== Source material ==

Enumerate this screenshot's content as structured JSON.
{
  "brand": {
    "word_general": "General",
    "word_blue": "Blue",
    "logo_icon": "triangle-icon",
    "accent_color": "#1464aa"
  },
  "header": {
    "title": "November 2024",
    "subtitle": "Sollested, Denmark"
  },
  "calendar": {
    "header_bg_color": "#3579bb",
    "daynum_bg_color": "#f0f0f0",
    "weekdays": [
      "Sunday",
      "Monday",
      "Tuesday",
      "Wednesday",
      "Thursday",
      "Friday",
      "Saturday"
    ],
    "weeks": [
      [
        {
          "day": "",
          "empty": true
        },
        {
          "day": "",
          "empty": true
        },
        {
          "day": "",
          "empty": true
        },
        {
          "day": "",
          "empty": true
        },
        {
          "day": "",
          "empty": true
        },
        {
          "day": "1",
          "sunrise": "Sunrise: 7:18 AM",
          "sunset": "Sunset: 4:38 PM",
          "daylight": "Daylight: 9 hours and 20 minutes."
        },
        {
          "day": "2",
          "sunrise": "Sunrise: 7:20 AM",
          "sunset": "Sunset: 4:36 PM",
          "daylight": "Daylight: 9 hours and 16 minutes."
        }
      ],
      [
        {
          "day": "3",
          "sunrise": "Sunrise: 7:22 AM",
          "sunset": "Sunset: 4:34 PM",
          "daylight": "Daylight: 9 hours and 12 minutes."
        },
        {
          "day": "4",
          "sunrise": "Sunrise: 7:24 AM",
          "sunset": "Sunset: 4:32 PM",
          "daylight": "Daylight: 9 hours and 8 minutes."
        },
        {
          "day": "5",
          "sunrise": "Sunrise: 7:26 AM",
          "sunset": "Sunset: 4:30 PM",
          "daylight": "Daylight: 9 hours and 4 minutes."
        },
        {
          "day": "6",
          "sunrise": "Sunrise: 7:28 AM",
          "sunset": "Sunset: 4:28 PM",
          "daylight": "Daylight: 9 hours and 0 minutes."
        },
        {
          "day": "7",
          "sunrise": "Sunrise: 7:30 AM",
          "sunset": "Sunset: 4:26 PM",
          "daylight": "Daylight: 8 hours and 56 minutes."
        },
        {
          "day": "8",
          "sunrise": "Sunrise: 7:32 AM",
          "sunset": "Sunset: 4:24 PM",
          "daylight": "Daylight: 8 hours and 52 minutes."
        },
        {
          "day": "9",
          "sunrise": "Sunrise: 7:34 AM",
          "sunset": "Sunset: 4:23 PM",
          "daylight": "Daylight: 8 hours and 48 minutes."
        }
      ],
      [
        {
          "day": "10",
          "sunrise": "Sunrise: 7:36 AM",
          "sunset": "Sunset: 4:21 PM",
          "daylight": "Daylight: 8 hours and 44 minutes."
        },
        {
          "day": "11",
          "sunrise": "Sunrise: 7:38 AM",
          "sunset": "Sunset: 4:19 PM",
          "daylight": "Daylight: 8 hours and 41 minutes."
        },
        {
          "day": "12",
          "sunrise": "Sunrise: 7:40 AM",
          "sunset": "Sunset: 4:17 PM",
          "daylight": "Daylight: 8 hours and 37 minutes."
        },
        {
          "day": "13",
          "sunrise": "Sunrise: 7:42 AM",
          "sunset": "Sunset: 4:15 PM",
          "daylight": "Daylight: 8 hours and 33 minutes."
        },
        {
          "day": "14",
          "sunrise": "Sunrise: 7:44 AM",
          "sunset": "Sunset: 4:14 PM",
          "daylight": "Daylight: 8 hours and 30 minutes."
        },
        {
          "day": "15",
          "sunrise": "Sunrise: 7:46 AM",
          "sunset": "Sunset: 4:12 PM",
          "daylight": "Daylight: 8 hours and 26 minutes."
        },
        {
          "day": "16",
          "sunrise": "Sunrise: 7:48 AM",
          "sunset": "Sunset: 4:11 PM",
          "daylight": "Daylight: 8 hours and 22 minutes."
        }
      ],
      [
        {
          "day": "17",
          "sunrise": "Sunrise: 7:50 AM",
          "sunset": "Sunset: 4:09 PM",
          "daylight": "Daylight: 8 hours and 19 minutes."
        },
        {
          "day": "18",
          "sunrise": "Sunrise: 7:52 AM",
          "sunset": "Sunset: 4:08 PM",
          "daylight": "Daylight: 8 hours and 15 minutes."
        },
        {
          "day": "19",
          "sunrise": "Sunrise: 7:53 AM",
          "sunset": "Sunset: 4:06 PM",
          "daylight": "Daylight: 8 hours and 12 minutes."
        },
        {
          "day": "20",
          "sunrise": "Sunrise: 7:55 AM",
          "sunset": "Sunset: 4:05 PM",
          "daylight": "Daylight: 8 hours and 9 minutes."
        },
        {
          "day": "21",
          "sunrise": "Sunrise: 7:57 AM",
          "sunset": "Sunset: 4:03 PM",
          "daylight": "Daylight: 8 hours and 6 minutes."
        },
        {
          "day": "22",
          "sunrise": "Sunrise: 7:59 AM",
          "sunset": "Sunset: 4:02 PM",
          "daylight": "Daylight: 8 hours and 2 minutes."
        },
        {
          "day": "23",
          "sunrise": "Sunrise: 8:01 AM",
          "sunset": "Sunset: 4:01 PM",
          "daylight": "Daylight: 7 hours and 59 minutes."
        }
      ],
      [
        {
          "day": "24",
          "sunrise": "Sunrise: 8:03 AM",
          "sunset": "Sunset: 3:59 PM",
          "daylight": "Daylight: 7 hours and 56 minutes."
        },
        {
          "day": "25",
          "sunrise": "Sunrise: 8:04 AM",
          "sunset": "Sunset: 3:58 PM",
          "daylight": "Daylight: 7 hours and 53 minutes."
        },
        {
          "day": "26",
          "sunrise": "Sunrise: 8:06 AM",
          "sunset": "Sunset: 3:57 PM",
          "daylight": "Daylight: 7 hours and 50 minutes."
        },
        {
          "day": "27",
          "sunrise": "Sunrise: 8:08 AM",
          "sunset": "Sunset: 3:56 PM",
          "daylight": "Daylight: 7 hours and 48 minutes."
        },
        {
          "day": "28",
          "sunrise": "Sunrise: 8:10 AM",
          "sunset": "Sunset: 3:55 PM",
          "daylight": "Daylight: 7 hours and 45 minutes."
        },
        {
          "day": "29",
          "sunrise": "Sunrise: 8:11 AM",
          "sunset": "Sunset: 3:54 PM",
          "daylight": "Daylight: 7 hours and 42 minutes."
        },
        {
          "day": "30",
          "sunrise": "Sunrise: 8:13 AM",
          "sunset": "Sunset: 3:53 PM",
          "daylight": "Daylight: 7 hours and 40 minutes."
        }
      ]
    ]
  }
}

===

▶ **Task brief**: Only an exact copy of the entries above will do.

▶ **Response box**:
Enumerate this screenshot's content as structured JSON.
{
  "brand": {
    "word_general": "General",
    "word_blue": "Blue",
    "logo_icon": "triangle-icon",
    "accent_color": "#1464aa"
  },
  "header": {
    "title": "November 2024",
    "subtitle": "Sollested, Denmark"
  },
  "calendar": {
    "header_bg_color": "#3579bb",
    "daynum_bg_color": "#f0f0f0",
    "weekdays": [
      "Sunday",
      "Monday",
      "Tuesday",
      "Wednesday",
      "Thursday",
      "Friday",
      "Saturday"
    ],
    "weeks": [
      [
        {
          "day": "",
          "empty": true
        },
        {
          "day": "",
          "empty": true
        },
        {
          "day": "",
          "empty": true
        },
        {
          "day": "",
          "empty": true
        },
        {
          "day": "",
          "empty": true
        },
        {
          "day": "1",
          "sunrise": "Sunrise: 7:18 AM",
          "sunset": "Sunset: 4:38 PM",
          "daylight": "Daylight: 9 hours and 20 minutes."
        },
        {
          "day": "2",
          "sunrise": "Sunrise: 7:20 AM",
          "sunset": "Sunset: 4:36 PM",
          "daylight": "Daylight: 9 hours and 16 minutes."
        }
      ],
      [
        {
          "day": "3",
          "sunrise": "Sunrise: 7:22 AM",
          "sunset": "Sunset: 4:34 PM",
          "daylight": "Daylight: 9 hours and 12 minutes."
        },
        {
          "day": "4",
          "sunrise": "Sunrise: 7:24 AM",
          "sunset": "Sunset: 4:32 PM",
          "daylight": "Daylight: 9 hours and 8 minutes."
        },
        {
          "day": "5",
          "sunrise": "Sunrise: 7:26 AM",
          "sunset": "Sunset: 4:30 PM",
          "daylight": "Daylight: 9 hours and 4 minutes."
        },
        {
          "day": "6",
          "sunrise": "Sunrise: 7:28 AM",
          "sunset": "Sunset: 4:28 PM",
          "daylight": "Daylight: 9 hours and 0 minutes."
        },
        {
          "day": "7",
          "sunrise": "Sunrise: 7:30 AM",
          "sunset": "Sunset: 4:26 PM",
          "daylight": "Daylight: 8 hours and 56 minutes."
        },
        {
          "day": "8",
          "sunrise": "Sunrise: 7:32 AM",
          "sunset": "Sunset: 4:24 PM",
          "daylight": "Daylight: 8 hours and 52 minutes."
        },
        {
          "day": "9",
          "sunrise": "Sunrise: 7:34 AM",
          "sunset": "Sunset: 4:23 PM",
          "daylight": "Daylight: 8 hours and 48 minutes."
        }
      ],
      [
        {
          "day": "10",
          "sunrise": "Sunrise: 7:36 AM",
          "sunset": "Sunset: 4:21 PM",
          "daylight": "Daylight: 8 hours and 44 minutes."
        },
        {
          "day": "11",
          "sunrise": "Sunrise: 7:38 AM",
          "sunset": "Sunset: 4:19 PM",
          "daylight": "Daylight: 8 hours and 41 minutes."
        },
        {
          "day": "12",
          "sunrise": "Sunrise: 7:40 AM",
          "sunset": "Sunset: 4:17 PM",
          "daylight": "Daylight: 8 hours and 37 minutes."
        },
        {
          "day": "13",
          "sunrise": "Sunrise: 7:42 AM",
          "sunset": "Sunset: 4:15 PM",
          "daylight": "Daylight: 8 hours and 33 minutes."
        },
        {
          "day": "14",
          "sunrise": "Sunrise: 7:44 AM",
          "sunset": "Sunset: 4:14 PM",
          "daylight": "Daylight: 8 hours and 30 minutes."
        },
        {
          "day": "15",
          "sunrise": "Sunrise: 7:46 AM",
          "sunset": "Sunset: 4:12 PM",
          "daylight": "Daylight: 8 hours and 26 minutes."
        },
        {
          "day": "16",
          "sunrise": "Sunrise: 7:48 AM",
          "sunset": "Sunset: 4:11 PM",
          "daylight": "Daylight: 8 hours and 22 minutes."
        }
      ],
      [
        {
          "day": "17",
          "sunrise": "Sunrise: 7:50 AM",
          "sunset": "Sunset: 4:09 PM",
          "daylight": "Daylight: 8 hours and 19 minutes."
        },
        {
          "day": "18",
          "sunrise": "Sunrise: 7:52 AM",
          "sunset": "Sunset: 4:08 PM",
          "daylight": "Daylight: 8 hours and 15 minutes."
        },
        {
          "day": "19",
          "sunrise": "Sunrise: 7:53 AM",
          "sunset": "Sunset: 4:06 PM",
          "daylight": "Daylight: 8 hours and 12 minutes."
        },
        {
          "day": "20",
          "sunrise": "Sunrise: 7:55 AM",
          "sunset": "Sunset: 4:05 PM",
          "daylight": "Daylight: 8 hours and 9 minutes."
        },
        {
          "day": "21",
          "sunrise": "Sunrise: 7:57 AM",
          "sunset": "Sunset: 4:03 PM",
          "daylight": "Daylight: 8 hours and 6 minutes."
        },
        {
          "day": "22",
          "sunrise": "Sunrise: 7:59 AM",
          "sunset": "Sunset: 4:02 PM",
          "daylight": "Daylight: 8 hours and 2 minutes."
        },
        {
          "day": "23",
          "sunrise": "Sunrise: 8:01 AM",
          "sunset": "Sunset: 4:01 PM",
          "daylight": "Daylight: 7 hours and 59 minutes."
        }
      ],
      [
        {
          "day": "24",
          "sunrise": "Sunrise: 8:03 AM",
          "sunset": "Sunset: 3:59 PM",
          "daylight": "Daylight: 7 hours and 56 minutes."
        },
        {
          "day": "25",
          "sunrise": "Sunrise: 8:04 AM",
          "sunset": "Sunset: 3:58 PM",
          "daylight": "Daylight: 7 hours and 53 minutes."
        },
        {
          "day": "26",
          "sunrise": "Sunrise: 8:06 AM",
          "sunset": "Sunset: 3:57 PM",
          "daylight": "Daylight: 7 hours and 50 minutes."
        },
        {
          "day": "27",
          "sunrise": "Sunrise: 8:08 AM",
          "sunset": "Sunset: 3:56 PM",
          "daylight": "Daylight: 7 hours and 48 minutes."
        },
        {
          "day": "28",
          "sunrise": "Sunrise: 8:10 AM",
          "sunset": "Sunset: 3:55 PM",
          "daylight": "Daylight: 7 hours and 45 minutes."
        },
        {
          "day": "29",
          "sunrise": "Sunrise: 8:11 AM",
          "sunset": "Sunset: 3:54 PM",
          "daylight": "Daylight: 7 hours and 42 minutes."
        },
        {
          "day": "30",
          "sunrise": "Sunrise: 8:13 AM",
          "sunset": "Sunset: 3:53 PM",
          "daylight": "Daylight: 7 hours and 40 minutes."
        }
      ]
    ]
  }
}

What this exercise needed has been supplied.